The parents of a baby girl who died in the womb following a series of mistakes in her care by staff at Nottingham City Hospital have been awarded £2.8m in compensation.
Baby Harriet Hawkins was stillborn in April 2016.
An external review into her care found her death was “almost certainly preventable”.
Parents Sarah and Jack Hawkins, who both previously worked for Nottingham University Hospitals, launched a legal case against the hospital trust which is now settled.
The Nottingham family’s solicitors say the award is believed to be the largest pay out for a stillbirth clinical negligence case.
They said the sum has been reached “because of the considerable psychiatric injury caused by Harriet’s death and exacerbated by Nottingham University Hospital Trust’s (NUH) failure to be open and transparent about what happened”.
NUH’s maternity services are currently rated ‘inadequate’ by inspectors and earlier this year it was revealed dozens of babies have died or been seriously injured during birth at the Queen’s Medical Centre and City Hospital since 2010.
Because Harriet died before she was born, there was no inquest into her death, so the couple started their own investigations.
The Hawkins family said: “One of the big emotions is sadness that other people who have had this horrific thing happen to them have presumably not had fair compensation.
“Harriet died and that’s inexcusable – but the actions since then have compounded the damage to such an extent that we will never work for the NHS again.
“A lot of this money is for what I should’ve earned the last six years.
“If they listened to us and looked after us, we would be back at work and would probably be doing lectures to the new intake of junior doctors with Harriet’s story.
The couple added they still did not feel that the Trust had listened to their concerns.
Sarah Hawkins added that Harriet’s body had to be kept in a mortuary for two years ‘as evidence’.
An external report later said if Sarah and Harriet been bettered monitored by maternity staff, Harriet’s deterioration could have been spotted sooner and her life could have been saved.
In 2017 NUH issued an apology and acknowledged failings in Harriet’s care.
The Trust has been approached for further comment following the award of compensation to the Hawkins.
An investigation by Channel 4 News and the Independent earlier in 2021 reported 46 babies suffered brain injuries and 19 had been stillborn in Nottingham since 2010.
Sarah and Jack, along with a group of MPs, councillors and other parents, are now calling for an independent judge-led public inquiry into baby deaths at the trust.
The Chair of the Health Scrutiny Committee at Nottinghamshire County Council met Health Secretary Sajid Javid last month to back the calls.
Sarah said: “Time after time families are contacting us, and every single time I get contacted my heart sinks.
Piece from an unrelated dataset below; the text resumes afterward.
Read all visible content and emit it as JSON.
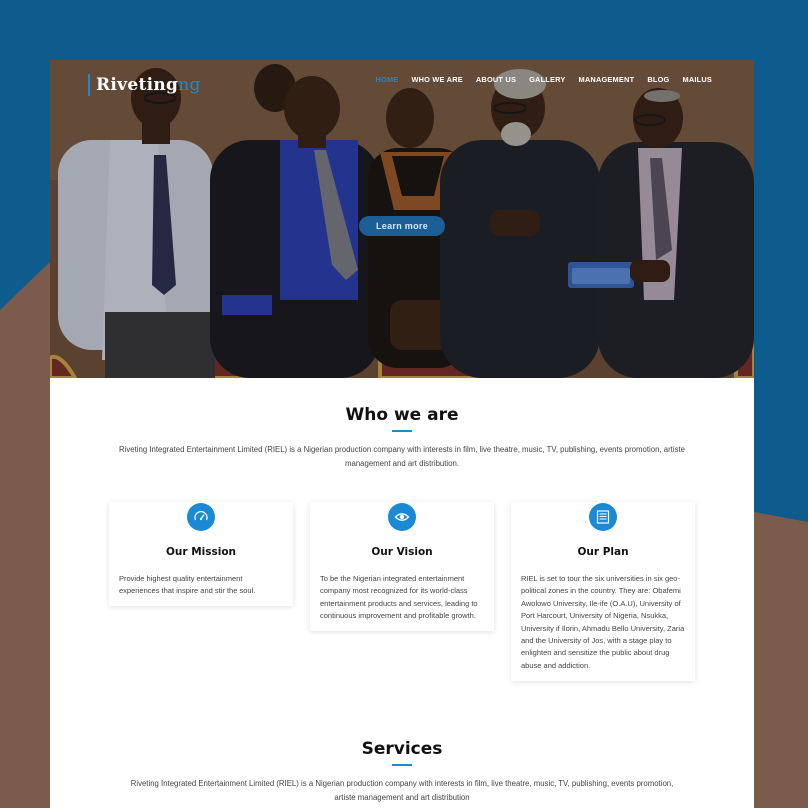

History is repeating itself over and over again.
“Harriet is not just a statistic, she is our daughter. No money will ever replace Harriet.
“Nor would we have gone down this route had we been listened to, believed and heard.”
Janet Baker, of Switalskis Solicitors who represented the couple, said: “£2.8 million is the highest damages award in a stillbirth case, with legal fees for both sides the total cost to the NHS is likely to be over £3.5m.
“I believe that this is a cost which was unnecessary and could have been avoided if NUH had acknowledged responsibility for Harriet’s death straight away and had been open with Sarah and Jack.”
A spokesperson at Nottingham University Hospitals Trust, said: “We would like to reiterate our sincere apologies to Mr and Mrs Hawkins for failures in the care around the delivery of baby Harriet.
“Our Maternity Improvement Programme has introduced a number of improvements including better training and monitoring with renewed focus on the recruitment and retention of midwives and maternity teams to ensure that we offer the best services possible to every family in our care.”
They added that they have enhanced training on fetal monitoring, recruited new midwives and doctors and encouraged teams to raise concerns and escalate problems.